This is a reprint of an article by Monax CEO Casey Kuhlman which first appeared on Globe Street on July 10 2019 - article link here
Blockchain, an innovative technology which was first developed in 2008, is gaining momentum across industries. According to Investopedia, “blockchain is a distributed, decentralized, public ledger.” Its use cases are rapidly growing and the real estate industry can also benefit from its application.
I believe that there are three areas that we will see blockchain impact real estate the most:
(1) Real estate investment:
Blockchain has the ability to take the real estate investment sequence and tokenize it. This can create partial ownership and increase liquidity significantly. Blockchain can also open up real estate investment trusts (REITs) to a new series of investors.
Typically, real estate is an asset class that requires significant capital and is dominated by high-net-worth individuals. Tokenization allows for the reduction in the amount of capital any one individual would need, meaning more people would have the opportunity to invest. This would help diversify portfolios. It would also offer more liquidity in the ecosystem and the opportunity to move assets around more easily.
A recent example of this being utilized is the St. Regis Aspen Resort. In August 2018, Templum Markets launched a digital security offering of the resort. By October 2018, 18.9% of the resort hotel was sold through digital tokens. It was a resounding success and we expect others to quickly leverage tokenization for investment.
(2) Property development:
In its most simplified context, property development comes down to a plethora of contracts. Often times, the contract management process is cumbersome and inefficient. Blockchain provides the opportunity to systemize property development. If used properly, all parties involved can use the same digital interface to streamline processes.
An exception to its utility is very large property developers who have their own internal systems that manage the complexity. These developers often have the ability to force others to use their systems. However, smaller general contractors do not have this same ability to force sub and sub-sub contractors onto one system. This results in contracts that are housed in different databases and not accessible to all constituents—if available at all.

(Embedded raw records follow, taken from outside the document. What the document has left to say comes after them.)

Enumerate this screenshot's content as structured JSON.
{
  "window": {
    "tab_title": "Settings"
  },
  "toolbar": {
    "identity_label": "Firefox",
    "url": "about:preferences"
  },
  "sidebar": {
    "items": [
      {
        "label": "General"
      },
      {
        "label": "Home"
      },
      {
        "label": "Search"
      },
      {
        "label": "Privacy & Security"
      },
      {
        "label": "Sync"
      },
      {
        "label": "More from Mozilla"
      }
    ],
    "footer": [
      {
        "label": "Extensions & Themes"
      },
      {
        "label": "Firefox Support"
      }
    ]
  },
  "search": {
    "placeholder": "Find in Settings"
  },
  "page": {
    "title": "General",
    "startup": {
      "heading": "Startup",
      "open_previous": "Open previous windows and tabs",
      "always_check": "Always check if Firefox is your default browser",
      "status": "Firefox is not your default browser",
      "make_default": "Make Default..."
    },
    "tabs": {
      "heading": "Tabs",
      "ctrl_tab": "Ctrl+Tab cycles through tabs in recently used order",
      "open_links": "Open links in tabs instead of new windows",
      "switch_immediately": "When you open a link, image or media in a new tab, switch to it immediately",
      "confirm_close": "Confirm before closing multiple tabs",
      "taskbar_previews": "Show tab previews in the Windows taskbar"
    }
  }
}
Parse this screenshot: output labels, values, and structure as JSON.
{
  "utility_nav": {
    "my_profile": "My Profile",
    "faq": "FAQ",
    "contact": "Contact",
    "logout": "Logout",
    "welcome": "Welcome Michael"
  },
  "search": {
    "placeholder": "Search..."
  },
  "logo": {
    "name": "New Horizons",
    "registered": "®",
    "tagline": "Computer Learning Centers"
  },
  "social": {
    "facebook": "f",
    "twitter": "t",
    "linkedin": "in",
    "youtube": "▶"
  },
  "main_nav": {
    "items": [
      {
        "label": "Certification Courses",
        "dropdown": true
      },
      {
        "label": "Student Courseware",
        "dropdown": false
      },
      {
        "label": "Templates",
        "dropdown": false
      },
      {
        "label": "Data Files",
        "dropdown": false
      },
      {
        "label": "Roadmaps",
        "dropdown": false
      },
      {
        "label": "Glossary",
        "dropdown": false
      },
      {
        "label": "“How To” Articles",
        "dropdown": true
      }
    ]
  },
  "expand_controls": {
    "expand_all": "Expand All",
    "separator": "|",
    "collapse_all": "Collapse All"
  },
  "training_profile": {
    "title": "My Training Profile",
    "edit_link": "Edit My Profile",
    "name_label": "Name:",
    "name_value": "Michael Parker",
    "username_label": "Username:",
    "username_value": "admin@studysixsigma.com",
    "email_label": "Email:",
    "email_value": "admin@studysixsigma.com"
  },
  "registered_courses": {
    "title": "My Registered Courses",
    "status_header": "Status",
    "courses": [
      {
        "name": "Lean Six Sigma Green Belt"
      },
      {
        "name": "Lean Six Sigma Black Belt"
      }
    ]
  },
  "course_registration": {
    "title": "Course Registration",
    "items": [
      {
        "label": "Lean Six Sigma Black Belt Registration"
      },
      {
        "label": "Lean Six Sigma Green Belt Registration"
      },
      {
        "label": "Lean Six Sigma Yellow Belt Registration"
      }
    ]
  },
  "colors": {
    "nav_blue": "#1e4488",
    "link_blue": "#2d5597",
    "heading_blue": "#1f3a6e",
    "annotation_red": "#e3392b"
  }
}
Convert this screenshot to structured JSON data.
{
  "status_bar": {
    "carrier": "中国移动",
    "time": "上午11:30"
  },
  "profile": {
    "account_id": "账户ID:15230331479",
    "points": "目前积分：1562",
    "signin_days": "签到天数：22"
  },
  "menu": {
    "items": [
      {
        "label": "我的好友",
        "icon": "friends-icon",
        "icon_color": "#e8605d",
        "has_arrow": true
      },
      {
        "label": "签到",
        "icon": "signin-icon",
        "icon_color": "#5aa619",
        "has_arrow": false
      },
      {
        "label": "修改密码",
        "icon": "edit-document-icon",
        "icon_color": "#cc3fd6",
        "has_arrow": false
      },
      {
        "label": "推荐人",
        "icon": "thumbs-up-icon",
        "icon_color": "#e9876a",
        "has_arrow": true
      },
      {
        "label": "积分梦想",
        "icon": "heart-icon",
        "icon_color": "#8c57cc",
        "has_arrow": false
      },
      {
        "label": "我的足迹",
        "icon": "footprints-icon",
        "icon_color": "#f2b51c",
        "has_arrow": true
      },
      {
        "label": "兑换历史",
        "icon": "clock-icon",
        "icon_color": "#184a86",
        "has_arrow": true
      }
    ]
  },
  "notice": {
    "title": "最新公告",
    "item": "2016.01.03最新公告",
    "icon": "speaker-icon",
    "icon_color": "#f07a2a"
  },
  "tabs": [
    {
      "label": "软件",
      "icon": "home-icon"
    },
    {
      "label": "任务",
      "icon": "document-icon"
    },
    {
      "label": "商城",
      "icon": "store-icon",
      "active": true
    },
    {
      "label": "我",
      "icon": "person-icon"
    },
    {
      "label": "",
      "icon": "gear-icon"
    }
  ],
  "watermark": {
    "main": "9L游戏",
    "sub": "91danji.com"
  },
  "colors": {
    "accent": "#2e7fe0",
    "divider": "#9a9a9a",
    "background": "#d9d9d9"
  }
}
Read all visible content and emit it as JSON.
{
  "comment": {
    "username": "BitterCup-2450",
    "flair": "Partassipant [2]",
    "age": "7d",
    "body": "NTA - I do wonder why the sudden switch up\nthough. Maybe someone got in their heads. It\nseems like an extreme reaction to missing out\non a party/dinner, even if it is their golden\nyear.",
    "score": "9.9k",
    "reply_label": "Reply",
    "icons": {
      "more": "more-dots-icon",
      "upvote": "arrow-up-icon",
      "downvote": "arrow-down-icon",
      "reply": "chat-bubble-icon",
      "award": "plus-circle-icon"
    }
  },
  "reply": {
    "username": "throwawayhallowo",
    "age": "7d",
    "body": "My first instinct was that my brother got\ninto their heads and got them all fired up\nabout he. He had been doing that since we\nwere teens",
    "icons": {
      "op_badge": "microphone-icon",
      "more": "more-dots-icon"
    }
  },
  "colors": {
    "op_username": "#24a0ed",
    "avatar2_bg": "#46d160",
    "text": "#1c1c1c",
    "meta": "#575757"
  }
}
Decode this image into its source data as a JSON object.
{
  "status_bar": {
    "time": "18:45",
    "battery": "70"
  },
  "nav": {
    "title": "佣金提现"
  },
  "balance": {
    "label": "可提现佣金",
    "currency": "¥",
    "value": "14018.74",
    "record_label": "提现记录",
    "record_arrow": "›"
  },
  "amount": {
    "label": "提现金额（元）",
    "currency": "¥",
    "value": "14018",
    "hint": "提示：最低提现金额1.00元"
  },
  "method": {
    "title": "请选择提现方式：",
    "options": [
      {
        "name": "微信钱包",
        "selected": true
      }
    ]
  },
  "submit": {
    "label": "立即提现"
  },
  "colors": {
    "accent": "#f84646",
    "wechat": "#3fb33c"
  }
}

Here, leveraging blockchain removes the question of data ownership and developers and contractors are able to have access to the same information. By being able to access contracts throughout an entire engagement, individuals will know if projects are being properly executed.
(3) Rent-regulated markets:
Blockchain can bring more certainty to rent-regulated markets. It can bring more precision around what happened over the life cycle of a tenant-landlord relationship and what a property manager has done to improve the state of a particular unit. Additionally, the industry characteristically has a large overhead and tight funding. Margins need to be kept low and operational costs need to be reduced.
Typically, the excessive costs that can be avoided are the interactions between people. Blockchain has the ability to coordinate in a new and efficient manner and to simplify the process, it removes the interactions between people and places them into this public ledger.
Blockchain was met with confusion and some skepticism as the ‘next big thing’ in its early years. However, as we are now in the second decade of its lifecycle, companies and industries across the world are beginning to realize the positive impact it can have. Ultimately, blockchain is about efficiency, transparency and simplification. Its key qualities of being both public and secure mean that anybody who touches a certain blockchain can be confident in its accuracy. Real estate is beginning to leverage blockchain, and we believe as the industry sees its benefits in everything from investment to development, it will begin to integrate the technology more deeply into its operations.
(The views expressed in this article are the author’s and not those of ALM’s Real Estate Media Group.)
Photo by PHOTOGRAPHER on Unsplash.